The Professor of Computer Science and Public Policy published a dataset to identify policy design elements in EU climate and energy policies. 

Climate change is one of the biggest challenges of our time, and despite the importance of designing effective public policy for addressing climate change, large-scale assessments of climate policies are lacking. Professor of Computer Science and Public Policy at the Hertie School in Berlin and co-founder of Climate Change AI, Lynn Kaack, along with co-author Sebastian Sewerin, recently published a new dataset in Scientific Data annotating EU climate and energy policies that contributes to addressing this gap. 

Kaack and co-authors found that large and systematic assessments of climate policies were lacking as manual analyses of public policies were costly and labour-intensive. This inspired the creation of POLIANNA, a dataset of 20,577 annotated text spans drawn from 18 EU climate change mitigation and renewable energy policies. The researchers envision that this training dataset can contribute to the development of new analytical tools that use text-as-data and machine learning approaches to manually code large scale policy texts.

Uncertainty around how to measure effectiveness of climate policy  

It is widely accepted that public policy remains insufficient in reaching the commitments of the 2015 Paris Agreement.

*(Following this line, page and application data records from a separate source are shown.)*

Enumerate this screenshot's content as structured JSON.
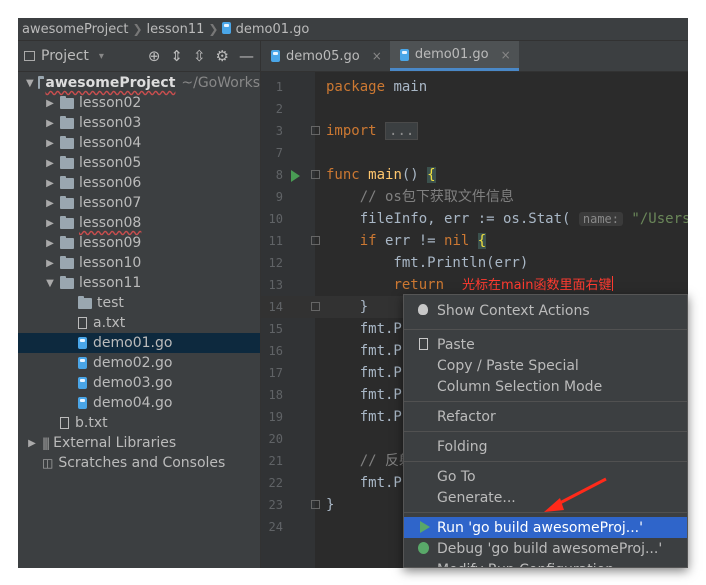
{
  "breadcrumb": {
    "project": "awesomeProject",
    "folder": "lesson11",
    "file": "demo01.go"
  },
  "project_panel": {
    "title": "Project",
    "tree": [
      {
        "label": "awesomeProject",
        "extra": "~/GoWorks",
        "depth": 0,
        "kind": "folder",
        "expanded": true,
        "root": true
      },
      {
        "label": "lesson02",
        "depth": 1,
        "kind": "folder",
        "expanded": false
      },
      {
        "label": "lesson03",
        "depth": 1,
        "kind": "folder",
        "expanded": false
      },
      {
        "label": "lesson04",
        "depth": 1,
        "kind": "folder",
        "expanded": false
      },
      {
        "label": "lesson05",
        "depth": 1,
        "kind": "folder",
        "expanded": false
      },
      {
        "label": "lesson06",
        "depth": 1,
        "kind": "folder",
        "expanded": false
      },
      {
        "label": "lesson07",
        "depth": 1,
        "kind": "folder",
        "expanded": false
      },
      {
        "label": "lesson08",
        "depth": 1,
        "kind": "folder",
        "expanded": false,
        "error": true
      },
      {
        "label": "lesson09",
        "depth": 1,
        "kind": "folder",
        "expanded": false
      },
      {
        "label": "lesson10",
        "depth": 1,
        "kind": "folder",
        "expanded": false
      },
      {
        "label": "lesson11",
        "depth": 1,
        "kind": "folder",
        "expanded": true
      },
      {
        "label": "test",
        "depth": 2,
        "kind": "folder",
        "leaf": true
      },
      {
        "label": "a.txt",
        "depth": 2,
        "kind": "file",
        "leaf": true
      },
      {
        "label": "demo01.go",
        "depth": 2,
        "kind": "go",
        "leaf": true,
        "selected": true
      },
      {
        "label": "demo02.go",
        "depth": 2,
        "kind": "go",
        "leaf": true
      },
      {
        "label": "demo03.go",
        "depth": 2,
        "kind": "go",
        "leaf": true
      },
      {
        "label": "demo04.go",
        "depth": 2,
        "kind": "go",
        "leaf": true
      },
      {
        "label": "b.txt",
        "depth": 1,
        "kind": "file",
        "leaf": true
      },
      {
        "label": "External Libraries",
        "depth": 0,
        "kind": "lib",
        "expanded": false
      },
      {
        "label": "Scratches and Consoles",
        "depth": 0,
        "kind": "scratch",
        "leaf": true
      }
    ]
  },
  "tabs": [
    {
      "label": "demo05.go",
      "active": false
    },
    {
      "label": "demo01.go",
      "active": true
    }
  ],
  "editor": {
    "lines": [
      {
        "n": "1",
        "text": "package main"
      },
      {
        "n": "2",
        "text": ""
      },
      {
        "n": "3",
        "text": "import ..."
      },
      {
        "n": "7",
        "text": ""
      },
      {
        "n": "8",
        "text": "func main() {"
      },
      {
        "n": "9",
        "text": "    // os包下获取文件信息"
      },
      {
        "n": "10",
        "text": "    fileInfo, err := os.Stat(",
        "hint": "name:",
        "rest": " \"/Users/xj"
      },
      {
        "n": "11",
        "text": "    if err != nil {"
      },
      {
        "n": "12",
        "text": "        fmt.Println(err)"
      },
      {
        "n": "13",
        "text": "        return",
        "annotation": "光标在main函数里面右键"
      },
      {
        "n": "14",
        "text": "    }"
      },
      {
        "n": "15",
        "text": "    fmt.Pr"
      },
      {
        "n": "16",
        "text": "    fmt.Pr"
      },
      {
        "n": "17",
        "text": "    fmt.Pr"
      },
      {
        "n": "18",
        "text": "    fmt.Pr"
      },
      {
        "n": "19",
        "text": "    fmt.Pr"
      },
      {
        "n": "20",
        "text": ""
      },
      {
        "n": "21",
        "text": "    // 反射"
      },
      {
        "n": "22",
        "text": "    fmt.Pr"
      },
      {
        "n": "23",
        "text": "}"
      },
      {
        "n": "24",
        "text": ""
      }
    ]
  },
  "context_menu": {
    "items": [
      {
        "label": "Show Context Actions",
        "icon": "bulb-icon"
      },
      {
        "sep": true
      },
      {
        "label": "Paste",
        "icon": "clipboard-icon"
      },
      {
        "label": "Copy / Paste Special"
      },
      {
        "label": "Column Selection Mode"
      },
      {
        "sep": true
      },
      {
        "label": "Refactor"
      },
      {
        "sep": true
      },
      {
        "label": "Folding"
      },
      {
        "sep": true
      },
      {
        "label": "Go To"
      },
      {
        "label": "Generate..."
      },
      {
        "sep": true
      },
      {
        "label": "Run 'go build awesomeProj...'",
        "icon": "run-icon",
        "selected": true
      },
      {
        "label": "Debug 'go build awesomeProj...'",
        "icon": "debug-icon"
      },
      {
        "label": "Modify Run Configuration..."
      }
    ]
  },
  "colors": {
    "accent_selected": "#2f65ca",
    "annotation": "#ff3b30",
    "background": "#2b2b2b"
  }
}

There has been a shift towards focusing on national policies over international agreements, which makes it even more challenging for researchers to measure and evaluate the effectiveness of public policy actions.  A specific interest is to identify ‘policy design elements’ that may determine effectiveness, including the policy scope, actors, sectors covered, or instrument types. However, as noted in the study, so far it has been difficult to evaluate specific design elements of policies at scale. This can be due to the challenge of needing a lot of resources for collecting the data (i.e. trained staff to manually code the policies).

Utilizing text-as-data approaches 

An alternative to manually coding policies is utilizing text-as-data approaches that leverage machine learning and AI to help scale up data gathering to produce datasets of policy design elements. The paper showcases a training dataset that can aid in reaching the goal of automatising the analysis of climate policy design.   

Kaack’s team has developed a coding scheme that reflects key policy design elements and is suitable for machine-learnable tasks. This was then used to create the policy design annotations (POLIANNA) dataset, which consist of span-level annotations of instrument types, policy design characteristics, and technology and application specificity.  

“Our team spent hundreds of hours labelling the text of a handful of laws. We hope that with the help of such efforts like our dataset, climate policies can be better analysed and tracked,” says Kaack.  

The POLIANNA training dataset includes 18 EU policies containing 412 articles, i.e., subsections dividing the EU legal acts, comprising 20,577 annotated spans.  

Read Lynn Kaack’s paper in Scientific Data.

The Hertie School is not responsible for any content linked or referred to from these pages. Views expressed by the author/interviewee may not necessarily reflect the views and values of the Hertie School. 

More about our expert

  • Lynn Kaack, Assistant Professor of Computer Science and Public Policy